» **WHAT NEEDS TO BE DONE**
Scan the entries below for the word "true". Copy out every line in which it occurs.

▽

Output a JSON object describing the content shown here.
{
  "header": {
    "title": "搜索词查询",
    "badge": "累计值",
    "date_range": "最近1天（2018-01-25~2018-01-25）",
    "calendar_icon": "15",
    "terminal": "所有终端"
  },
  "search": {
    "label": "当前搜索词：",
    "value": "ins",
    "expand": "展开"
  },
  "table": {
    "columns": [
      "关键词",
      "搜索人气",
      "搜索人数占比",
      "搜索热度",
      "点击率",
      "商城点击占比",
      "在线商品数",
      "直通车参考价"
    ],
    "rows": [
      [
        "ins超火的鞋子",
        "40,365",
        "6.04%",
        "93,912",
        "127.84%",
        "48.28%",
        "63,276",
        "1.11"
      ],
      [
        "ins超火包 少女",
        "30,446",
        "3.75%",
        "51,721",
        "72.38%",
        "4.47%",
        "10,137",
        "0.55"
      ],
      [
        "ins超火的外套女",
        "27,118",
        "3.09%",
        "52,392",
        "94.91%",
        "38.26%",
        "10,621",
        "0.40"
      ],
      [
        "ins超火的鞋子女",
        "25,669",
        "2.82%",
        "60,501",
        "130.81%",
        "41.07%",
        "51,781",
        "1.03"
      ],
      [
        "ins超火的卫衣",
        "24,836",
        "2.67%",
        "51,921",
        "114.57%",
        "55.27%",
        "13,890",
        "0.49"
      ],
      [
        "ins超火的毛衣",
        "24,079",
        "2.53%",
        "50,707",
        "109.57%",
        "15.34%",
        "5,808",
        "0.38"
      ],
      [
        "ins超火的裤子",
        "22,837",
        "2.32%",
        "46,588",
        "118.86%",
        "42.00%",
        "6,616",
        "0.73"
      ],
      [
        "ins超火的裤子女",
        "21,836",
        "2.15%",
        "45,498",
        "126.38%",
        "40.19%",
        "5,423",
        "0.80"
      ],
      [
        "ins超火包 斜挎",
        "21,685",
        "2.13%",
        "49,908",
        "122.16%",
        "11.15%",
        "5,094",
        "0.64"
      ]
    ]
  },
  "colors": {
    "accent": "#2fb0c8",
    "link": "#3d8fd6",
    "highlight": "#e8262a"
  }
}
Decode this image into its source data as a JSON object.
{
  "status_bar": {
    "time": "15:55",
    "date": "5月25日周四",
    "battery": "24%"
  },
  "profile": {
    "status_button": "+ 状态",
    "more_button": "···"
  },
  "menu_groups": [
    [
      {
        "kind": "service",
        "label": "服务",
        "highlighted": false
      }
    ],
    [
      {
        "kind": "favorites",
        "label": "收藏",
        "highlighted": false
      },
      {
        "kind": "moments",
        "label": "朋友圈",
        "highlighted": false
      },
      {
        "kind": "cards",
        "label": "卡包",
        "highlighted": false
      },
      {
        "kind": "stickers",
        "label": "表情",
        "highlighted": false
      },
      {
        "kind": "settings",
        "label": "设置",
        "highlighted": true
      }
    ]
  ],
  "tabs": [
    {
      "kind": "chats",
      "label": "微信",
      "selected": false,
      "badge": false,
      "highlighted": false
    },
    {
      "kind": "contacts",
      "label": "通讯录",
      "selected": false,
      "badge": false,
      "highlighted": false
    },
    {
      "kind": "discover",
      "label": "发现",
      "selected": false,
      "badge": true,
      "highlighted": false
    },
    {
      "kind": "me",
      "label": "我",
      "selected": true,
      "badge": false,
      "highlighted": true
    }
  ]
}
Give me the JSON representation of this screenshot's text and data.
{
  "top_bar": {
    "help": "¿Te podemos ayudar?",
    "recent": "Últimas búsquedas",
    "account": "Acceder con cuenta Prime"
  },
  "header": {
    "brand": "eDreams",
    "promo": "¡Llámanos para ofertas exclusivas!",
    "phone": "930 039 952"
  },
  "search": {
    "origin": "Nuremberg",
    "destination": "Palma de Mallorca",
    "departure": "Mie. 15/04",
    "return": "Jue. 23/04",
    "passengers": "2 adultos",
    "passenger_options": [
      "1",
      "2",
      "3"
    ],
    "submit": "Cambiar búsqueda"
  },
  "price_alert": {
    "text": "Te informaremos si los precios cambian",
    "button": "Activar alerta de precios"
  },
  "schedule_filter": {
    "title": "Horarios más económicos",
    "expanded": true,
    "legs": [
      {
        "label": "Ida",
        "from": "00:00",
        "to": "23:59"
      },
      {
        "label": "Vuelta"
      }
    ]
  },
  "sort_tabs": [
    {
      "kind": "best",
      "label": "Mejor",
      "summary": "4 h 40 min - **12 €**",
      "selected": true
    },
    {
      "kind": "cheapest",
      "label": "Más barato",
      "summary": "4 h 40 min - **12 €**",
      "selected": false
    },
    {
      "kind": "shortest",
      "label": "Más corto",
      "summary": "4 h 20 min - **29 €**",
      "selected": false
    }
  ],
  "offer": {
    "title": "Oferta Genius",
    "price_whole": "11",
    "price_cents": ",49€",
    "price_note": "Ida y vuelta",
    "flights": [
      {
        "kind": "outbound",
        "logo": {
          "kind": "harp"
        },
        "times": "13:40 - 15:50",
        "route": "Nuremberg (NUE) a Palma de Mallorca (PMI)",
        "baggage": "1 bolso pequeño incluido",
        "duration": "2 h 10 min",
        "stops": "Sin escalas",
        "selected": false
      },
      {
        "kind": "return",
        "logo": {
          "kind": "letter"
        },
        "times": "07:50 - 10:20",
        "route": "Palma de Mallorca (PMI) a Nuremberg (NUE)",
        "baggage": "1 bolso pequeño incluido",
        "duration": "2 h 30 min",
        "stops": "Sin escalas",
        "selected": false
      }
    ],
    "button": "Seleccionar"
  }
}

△

» **ANSWER SPACE**
        "highlighted": true
      "badge": true,
      "selected": true,
      "highlighted": true
    "expanded": true,
      "selected": true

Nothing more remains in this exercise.